I say “probably” because the courts haven’t interpreted what “cruel, inhuman and degrading” means. It may mean water-boarding is torture. It may mean that if I duct-taped you to a chair and shouted “Your momma wears combat boots,” or put a pair of panties on your head, I’d be guilty of torture. Which leaves our interrogators at risk.

Any time someone questions a terrorist detainee, he — or she — is engaged in a psychological battle. Under the McCain Amendment, anyone who uses the detainee’s religious or ethnic prejudices against him may be guilty of torture. But they won’t know until, years later, some ambitious prosecutor decides to indict them.

Congress, according to the latest Rasmussen Reports poll, has again achieved single-digit approval ratings. John McCain has a duty to our military and intelligence operatives to clean up the mess he made in 2005 and return clarity to the law against torture. For him to instead join Levin in falsely accusing Rumsfeld, Cheney and others of ordering and encouraging torture is a violation of that duty.
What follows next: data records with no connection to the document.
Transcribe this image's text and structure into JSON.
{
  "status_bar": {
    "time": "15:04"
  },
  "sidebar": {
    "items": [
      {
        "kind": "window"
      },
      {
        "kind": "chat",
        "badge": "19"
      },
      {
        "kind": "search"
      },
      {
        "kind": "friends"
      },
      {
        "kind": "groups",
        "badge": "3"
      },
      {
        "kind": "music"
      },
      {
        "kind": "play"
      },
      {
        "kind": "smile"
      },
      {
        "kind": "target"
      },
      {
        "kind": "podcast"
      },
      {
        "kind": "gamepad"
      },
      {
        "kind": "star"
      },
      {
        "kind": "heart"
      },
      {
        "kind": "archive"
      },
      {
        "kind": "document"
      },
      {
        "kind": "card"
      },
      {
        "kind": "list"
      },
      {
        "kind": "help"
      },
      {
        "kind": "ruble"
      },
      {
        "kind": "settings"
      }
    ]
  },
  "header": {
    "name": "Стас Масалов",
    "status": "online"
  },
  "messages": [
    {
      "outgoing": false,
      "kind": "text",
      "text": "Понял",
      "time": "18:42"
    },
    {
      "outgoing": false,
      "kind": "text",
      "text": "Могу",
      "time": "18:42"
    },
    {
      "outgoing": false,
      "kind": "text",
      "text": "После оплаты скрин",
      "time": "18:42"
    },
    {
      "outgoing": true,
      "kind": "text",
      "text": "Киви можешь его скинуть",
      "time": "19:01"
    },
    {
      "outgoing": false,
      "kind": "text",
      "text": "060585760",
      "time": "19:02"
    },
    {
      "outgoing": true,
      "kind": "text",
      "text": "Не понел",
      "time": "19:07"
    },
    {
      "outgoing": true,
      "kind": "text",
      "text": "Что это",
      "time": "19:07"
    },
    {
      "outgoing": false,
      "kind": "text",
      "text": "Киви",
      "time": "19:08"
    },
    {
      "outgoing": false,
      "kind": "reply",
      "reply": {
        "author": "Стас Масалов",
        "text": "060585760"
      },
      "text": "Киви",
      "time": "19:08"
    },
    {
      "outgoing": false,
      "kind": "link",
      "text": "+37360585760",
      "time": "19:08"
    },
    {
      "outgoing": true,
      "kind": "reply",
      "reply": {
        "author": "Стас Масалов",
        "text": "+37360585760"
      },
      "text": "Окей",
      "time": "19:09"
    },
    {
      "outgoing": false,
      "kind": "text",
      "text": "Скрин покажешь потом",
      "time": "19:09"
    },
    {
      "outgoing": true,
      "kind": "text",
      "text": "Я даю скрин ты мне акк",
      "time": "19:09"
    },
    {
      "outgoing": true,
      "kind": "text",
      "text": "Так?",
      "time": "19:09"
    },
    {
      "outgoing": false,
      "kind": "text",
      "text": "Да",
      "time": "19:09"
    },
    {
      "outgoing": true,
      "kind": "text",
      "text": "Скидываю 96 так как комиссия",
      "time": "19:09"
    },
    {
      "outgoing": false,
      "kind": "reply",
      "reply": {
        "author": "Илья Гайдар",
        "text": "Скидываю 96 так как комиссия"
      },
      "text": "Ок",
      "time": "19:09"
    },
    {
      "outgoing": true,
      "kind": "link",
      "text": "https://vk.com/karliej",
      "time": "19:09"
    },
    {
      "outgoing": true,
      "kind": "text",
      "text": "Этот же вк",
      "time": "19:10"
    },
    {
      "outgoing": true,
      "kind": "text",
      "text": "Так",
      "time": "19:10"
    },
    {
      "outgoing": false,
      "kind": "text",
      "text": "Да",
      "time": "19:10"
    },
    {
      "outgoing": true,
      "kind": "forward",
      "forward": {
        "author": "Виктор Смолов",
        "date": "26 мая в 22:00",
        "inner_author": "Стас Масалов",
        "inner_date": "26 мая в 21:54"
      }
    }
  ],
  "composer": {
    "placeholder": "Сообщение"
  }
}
The New York Times has done more since 9-11 to damage the security of the United States than any other media outlet. Its personal hatred of President Bush has led it to disregard his personal entreaties and publish some of our nation’s most closely-held secrets, including the disclosure of the NSA terrorist surveillance program and the activities of the Belgian “SWIFT” consortium that was helping the Bush administration trace and disrupt terrorist financing.

The Bush administration has failed in its constitutional duty to enforce the law to protect our secrets. According to Newsweek, Thomas Tamm — formerly a Justice Department lawyer — leaked the NSA program to the Times. If the Obama Justice Department chooses to ignore Tamm and the other leakers, it will have violated its constitutional duty.

We often hear that federal prosecutors are too busy and can’t investigate every crime. They should not waste their time investigating Rumsfeld and Cheney after the Schlesinger Commission’s report found that abuses of detainees were not a result of what they did. But leaks such as the one Tamm is alleged to have made — and the leaks of the SWIFT program among others — have caused major damage to our nation’s security. Those leaks must be investigated and punished to the full extent of the law.

If a special prosecutor is to be named, let him be appointed specifically to investigate and charge the leakers, not with bringing about a political show trial.